• Problem to solve: Look through the material below and report every line that includes "Management".

>>>

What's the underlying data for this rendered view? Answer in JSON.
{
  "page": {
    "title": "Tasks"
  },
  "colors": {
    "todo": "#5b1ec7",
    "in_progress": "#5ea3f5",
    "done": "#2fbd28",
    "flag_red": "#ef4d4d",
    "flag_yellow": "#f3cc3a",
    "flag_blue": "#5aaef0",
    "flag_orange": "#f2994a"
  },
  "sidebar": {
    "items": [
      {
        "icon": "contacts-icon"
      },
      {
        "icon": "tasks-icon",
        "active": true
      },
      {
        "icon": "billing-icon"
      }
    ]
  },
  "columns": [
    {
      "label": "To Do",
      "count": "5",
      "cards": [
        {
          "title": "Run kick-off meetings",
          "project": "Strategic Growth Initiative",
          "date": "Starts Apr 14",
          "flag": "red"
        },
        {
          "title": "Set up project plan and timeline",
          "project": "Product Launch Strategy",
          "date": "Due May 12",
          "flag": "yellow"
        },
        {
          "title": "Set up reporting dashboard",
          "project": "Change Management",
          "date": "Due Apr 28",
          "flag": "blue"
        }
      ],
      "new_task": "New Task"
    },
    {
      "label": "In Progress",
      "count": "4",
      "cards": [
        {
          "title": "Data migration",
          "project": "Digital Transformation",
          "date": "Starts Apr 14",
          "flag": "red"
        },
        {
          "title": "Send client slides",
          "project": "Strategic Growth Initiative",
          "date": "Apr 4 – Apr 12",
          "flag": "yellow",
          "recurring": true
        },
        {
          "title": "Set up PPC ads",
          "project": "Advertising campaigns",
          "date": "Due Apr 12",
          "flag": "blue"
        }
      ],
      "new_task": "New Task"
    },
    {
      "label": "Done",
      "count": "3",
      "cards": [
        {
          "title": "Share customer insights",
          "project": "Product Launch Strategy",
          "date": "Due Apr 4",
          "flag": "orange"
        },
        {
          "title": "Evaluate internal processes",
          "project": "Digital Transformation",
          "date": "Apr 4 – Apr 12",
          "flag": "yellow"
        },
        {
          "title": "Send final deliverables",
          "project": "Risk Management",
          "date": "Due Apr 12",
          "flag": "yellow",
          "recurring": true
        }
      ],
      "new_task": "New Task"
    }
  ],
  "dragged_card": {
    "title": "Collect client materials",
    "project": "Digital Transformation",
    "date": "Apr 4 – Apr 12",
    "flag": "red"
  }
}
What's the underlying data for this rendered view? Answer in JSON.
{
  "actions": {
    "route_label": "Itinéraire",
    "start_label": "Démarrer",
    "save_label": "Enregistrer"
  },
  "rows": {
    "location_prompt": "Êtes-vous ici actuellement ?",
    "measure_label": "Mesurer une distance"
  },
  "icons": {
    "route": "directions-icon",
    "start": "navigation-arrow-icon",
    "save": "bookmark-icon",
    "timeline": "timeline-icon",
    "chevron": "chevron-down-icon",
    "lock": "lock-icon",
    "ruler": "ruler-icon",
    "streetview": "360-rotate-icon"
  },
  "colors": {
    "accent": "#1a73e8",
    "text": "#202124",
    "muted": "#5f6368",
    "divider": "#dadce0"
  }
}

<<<

• Written response:
          "project": "Change Management",
          "project": "Risk Management",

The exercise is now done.